Although his childhood was limited by a congenital deformity that left him with a physical disability, William Dickinson Washington went on to create an iconic painting in the canon of Southern art. Dating to 1864, The Burial of Latané depicts a gripping human moment in Civil War history while underscoring a pervasive—but flawed—Southern ideology about the war, its outcome, its participants, and the root of the conflict: the enslavement of African Americans.

Washington’s artistic skill and passion were evident early on and, as a young man of only twenty living in Washington, DC, he worked with the esteemed history painter Emanuel Leutze, who encouraged him to pursue further studies at the Düsseldorf Academy. He enrolled at the academy in 1853 and began to create his own historical genre scenes. Washington returned to the District of Columbia in 1856 and became deeply involved in the local art scene. There, he became acquainted with the art patron William Wilson Corcoran and maintained a studio above that of the portrait artist Charles Bird King. He remained in Washington until 1861, painting portraits and historical works, including a series based on the military maneuvers of Francis Marion, South Carolina’s “Swamp Fox” of the Revolutionary War. An oil study for one of these paintings, Marion and His Men in the Swamp, is held by The Johnson Collection.

When Virginia seceded from the Union and the Civil War began, Washington went south to Richmond. Unable to actively serve in General Lee’s forces due to his pronounced limp, the artist was given a brief appointment in the Virginia State Engineers Office. After the fall of Richmond in April 1865, Washington fled to England for a year. Upon his return to America in 1866, he set up a studio in New York from which he sent several paintings to the National Academy of Design. In April 1868, Washington accepted a commission from Virginia Military Institute to paint memorial portraits of VMI alumni lost in the war and was subsequently offered a teaching post at the college. Despite his popularity on campus, a lack of funds necessitated Washington’s release from the faculty in 1870. Following brief trips to Washington, DC, and Hot Springs, Virginia, where he sought a cure for his seriously deteriorating health, the artist soon returned to Lexington and died at year’s end.
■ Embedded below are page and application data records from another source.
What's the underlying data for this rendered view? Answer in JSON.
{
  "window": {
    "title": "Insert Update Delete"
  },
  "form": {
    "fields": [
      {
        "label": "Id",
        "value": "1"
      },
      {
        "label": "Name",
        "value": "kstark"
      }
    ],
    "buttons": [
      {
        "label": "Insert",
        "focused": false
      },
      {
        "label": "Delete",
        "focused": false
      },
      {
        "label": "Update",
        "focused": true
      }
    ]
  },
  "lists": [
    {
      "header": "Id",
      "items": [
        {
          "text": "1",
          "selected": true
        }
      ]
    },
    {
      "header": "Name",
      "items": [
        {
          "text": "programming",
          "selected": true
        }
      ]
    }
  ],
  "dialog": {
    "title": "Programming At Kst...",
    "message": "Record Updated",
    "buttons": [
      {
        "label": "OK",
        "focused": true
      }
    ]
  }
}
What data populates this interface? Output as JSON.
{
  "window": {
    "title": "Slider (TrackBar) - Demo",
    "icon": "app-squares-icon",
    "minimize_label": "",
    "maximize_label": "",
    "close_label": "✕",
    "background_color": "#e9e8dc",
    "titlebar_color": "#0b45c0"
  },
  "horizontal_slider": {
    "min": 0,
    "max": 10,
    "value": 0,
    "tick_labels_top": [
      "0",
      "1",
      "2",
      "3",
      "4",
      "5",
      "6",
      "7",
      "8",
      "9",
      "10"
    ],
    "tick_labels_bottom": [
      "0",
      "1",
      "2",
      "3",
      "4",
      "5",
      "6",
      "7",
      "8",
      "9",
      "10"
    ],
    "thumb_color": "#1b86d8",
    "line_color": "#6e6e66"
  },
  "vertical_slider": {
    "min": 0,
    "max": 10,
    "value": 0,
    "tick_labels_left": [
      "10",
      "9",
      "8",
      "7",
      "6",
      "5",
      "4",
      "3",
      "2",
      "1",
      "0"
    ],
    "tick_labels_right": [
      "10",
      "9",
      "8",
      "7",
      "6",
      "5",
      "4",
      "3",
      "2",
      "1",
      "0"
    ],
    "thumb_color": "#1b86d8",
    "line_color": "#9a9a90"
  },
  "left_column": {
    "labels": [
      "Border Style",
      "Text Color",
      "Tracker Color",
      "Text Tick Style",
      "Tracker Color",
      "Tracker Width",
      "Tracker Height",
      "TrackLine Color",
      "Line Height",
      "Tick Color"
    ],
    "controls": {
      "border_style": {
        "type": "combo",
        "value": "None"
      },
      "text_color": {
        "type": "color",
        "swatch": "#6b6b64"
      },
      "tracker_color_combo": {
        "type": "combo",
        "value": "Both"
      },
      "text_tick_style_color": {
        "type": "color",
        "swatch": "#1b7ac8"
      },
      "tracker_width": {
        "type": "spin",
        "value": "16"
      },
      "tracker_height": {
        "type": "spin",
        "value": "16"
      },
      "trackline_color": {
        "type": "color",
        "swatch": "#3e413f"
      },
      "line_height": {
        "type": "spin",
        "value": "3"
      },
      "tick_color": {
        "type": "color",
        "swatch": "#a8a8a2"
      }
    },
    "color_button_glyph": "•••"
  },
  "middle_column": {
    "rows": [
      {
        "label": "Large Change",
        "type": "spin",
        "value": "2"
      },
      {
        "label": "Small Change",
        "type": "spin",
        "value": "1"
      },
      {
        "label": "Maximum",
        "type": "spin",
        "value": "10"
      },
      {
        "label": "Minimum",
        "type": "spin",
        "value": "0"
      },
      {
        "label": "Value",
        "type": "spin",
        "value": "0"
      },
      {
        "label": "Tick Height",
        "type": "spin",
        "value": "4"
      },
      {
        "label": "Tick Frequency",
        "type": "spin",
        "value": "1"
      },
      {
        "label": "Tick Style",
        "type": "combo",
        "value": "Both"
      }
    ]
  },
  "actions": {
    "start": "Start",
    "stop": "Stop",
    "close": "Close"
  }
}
The story of Confederate Captain William Samuel Latané’s death in hand-to-hand combat in June 1862 and subsequent burial by a cadre of plantation matrons had inspired writer John Reuben Thompson’s poem “The Burial of Latané,” which was published in the July-August 1862 edition of the Southern Literary Messenger. Drawing on both the factual account and Thompson’s mournful ode, Washington began work on The Burial of Latané in the summer of 1864. His composition recalls popular old master prints of the lamentation for Christ and was meant to align the death of the young officer with the fate of the Confederacy. However, as senior curator of the Smithsonian American Art Museum Eleanor Harvey wrote in The Civil War and American Art, “the image carried another layer of Southern mythology: that of the devoted black slave, devoted to the family he served, here mourning the fallen Confederate soldier. Many planters clung to the reassuring notion that their enslaved servants . . . were almost like family. However, as the war progressed, evidence revealed that this idea was largely fiction. Washington’s inclusion of a devoted black man played into this Southern stereotype. The Burial of Latané supported the long-embedded idea of willing black subservience to white rule and of white Southern women’s devotion to the precepts of the Old South. Neither concept would survive the war.”

The Burial of Latané originally hung in the window of Franck’s Frame Shop in Richmond, which became a place of pilgrimage, attracting hordes of visitors; it was subsequently moved to the Virginia State Capitol to accommodate viewers, who were encouraged to contribute to the war effort. When distributed as a print later in the 1860s, it “became for the South, an icon of nationalism.”

Washington exhibited at the Pennsylvania Academy of the Fine Arts, the National Academy of Design, and the Washington Art Association during his short career. The Virginia Military Institute is the largest repository of the artist’s work, which is also represented in the collections of the Virginia Museum of Fine Arts, the Museum of the Confederacy, the University of South Carolina, and the Morris Museum of Art.